Start of STORED DATA

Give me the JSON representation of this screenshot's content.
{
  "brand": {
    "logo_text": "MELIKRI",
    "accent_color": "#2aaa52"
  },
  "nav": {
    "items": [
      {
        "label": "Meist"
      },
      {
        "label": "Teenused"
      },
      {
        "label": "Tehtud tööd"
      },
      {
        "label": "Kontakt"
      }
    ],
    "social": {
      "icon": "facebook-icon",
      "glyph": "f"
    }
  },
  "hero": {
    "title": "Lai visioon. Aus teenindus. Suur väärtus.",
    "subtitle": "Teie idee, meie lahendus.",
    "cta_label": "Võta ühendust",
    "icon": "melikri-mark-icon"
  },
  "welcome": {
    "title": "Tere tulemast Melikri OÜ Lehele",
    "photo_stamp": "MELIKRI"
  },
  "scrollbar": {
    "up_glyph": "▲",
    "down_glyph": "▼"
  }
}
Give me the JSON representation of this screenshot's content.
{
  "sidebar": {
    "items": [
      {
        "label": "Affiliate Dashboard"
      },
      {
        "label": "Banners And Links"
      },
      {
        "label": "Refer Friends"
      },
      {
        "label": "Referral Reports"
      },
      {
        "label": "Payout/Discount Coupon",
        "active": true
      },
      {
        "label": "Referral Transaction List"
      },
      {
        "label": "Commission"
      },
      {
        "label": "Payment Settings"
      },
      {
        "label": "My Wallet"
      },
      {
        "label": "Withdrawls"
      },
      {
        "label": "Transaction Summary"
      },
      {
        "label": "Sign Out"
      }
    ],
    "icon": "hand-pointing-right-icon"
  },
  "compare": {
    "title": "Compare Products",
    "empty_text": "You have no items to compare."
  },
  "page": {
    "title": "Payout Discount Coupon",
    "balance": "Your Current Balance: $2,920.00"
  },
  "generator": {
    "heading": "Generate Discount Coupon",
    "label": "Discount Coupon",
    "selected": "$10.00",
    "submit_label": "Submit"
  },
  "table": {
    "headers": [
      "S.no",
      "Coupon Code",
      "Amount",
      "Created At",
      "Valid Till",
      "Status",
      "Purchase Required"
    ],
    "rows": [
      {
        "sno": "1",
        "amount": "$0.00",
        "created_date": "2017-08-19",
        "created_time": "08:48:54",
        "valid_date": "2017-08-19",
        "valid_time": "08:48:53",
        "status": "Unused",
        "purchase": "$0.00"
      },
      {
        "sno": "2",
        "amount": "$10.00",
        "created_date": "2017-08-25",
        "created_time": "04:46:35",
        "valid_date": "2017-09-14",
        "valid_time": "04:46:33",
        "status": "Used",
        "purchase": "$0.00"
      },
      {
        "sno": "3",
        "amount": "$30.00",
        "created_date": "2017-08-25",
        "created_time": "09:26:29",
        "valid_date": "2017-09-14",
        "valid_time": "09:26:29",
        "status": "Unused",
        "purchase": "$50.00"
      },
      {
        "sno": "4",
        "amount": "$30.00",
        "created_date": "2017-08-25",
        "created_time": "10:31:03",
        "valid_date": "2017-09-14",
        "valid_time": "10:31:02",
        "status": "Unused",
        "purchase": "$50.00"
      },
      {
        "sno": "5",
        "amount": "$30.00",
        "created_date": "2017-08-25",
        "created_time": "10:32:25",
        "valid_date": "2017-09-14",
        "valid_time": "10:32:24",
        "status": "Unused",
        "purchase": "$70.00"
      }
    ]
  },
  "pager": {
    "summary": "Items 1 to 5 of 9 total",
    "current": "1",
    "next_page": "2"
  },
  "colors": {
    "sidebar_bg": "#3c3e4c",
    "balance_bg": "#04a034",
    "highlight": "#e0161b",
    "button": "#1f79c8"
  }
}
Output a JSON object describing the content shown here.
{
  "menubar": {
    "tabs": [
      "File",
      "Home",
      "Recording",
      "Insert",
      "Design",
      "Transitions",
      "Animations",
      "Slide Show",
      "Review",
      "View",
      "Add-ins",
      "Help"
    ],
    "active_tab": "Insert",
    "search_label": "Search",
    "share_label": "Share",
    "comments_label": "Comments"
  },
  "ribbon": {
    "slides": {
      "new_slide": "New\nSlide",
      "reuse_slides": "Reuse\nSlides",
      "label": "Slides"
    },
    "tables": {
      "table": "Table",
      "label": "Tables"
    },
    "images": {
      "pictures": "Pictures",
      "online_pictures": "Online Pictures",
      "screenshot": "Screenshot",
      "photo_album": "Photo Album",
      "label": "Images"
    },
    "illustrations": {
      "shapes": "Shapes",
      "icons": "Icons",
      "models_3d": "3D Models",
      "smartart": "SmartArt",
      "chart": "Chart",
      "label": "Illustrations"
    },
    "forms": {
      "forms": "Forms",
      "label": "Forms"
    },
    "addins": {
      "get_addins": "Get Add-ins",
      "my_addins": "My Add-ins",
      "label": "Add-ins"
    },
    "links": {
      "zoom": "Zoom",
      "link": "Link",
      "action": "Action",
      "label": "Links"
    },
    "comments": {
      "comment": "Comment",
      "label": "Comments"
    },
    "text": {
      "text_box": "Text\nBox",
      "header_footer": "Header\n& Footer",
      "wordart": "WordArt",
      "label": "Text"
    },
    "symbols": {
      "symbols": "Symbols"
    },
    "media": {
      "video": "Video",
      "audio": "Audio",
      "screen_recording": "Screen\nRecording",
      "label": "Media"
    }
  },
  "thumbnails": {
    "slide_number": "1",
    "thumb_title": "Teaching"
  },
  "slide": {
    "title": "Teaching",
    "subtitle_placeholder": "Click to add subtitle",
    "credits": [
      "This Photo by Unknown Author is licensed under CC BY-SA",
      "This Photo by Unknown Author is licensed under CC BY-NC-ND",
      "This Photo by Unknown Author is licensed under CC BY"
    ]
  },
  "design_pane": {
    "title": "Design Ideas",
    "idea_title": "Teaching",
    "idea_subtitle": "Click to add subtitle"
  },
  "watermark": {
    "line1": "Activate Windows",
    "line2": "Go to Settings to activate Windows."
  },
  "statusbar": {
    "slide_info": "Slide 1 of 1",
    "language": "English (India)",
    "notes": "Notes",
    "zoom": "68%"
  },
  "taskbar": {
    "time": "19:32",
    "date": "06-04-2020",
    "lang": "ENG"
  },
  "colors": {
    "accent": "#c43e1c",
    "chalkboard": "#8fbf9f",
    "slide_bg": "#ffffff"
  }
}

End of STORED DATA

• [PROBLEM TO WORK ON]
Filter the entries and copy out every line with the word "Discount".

• [OUTPUT BELOW]
        "label": "Payout/Discount Coupon",
    "title": "Payout Discount Coupon",
    "heading": "Generate Discount Coupon",
    "label": "Discount Coupon",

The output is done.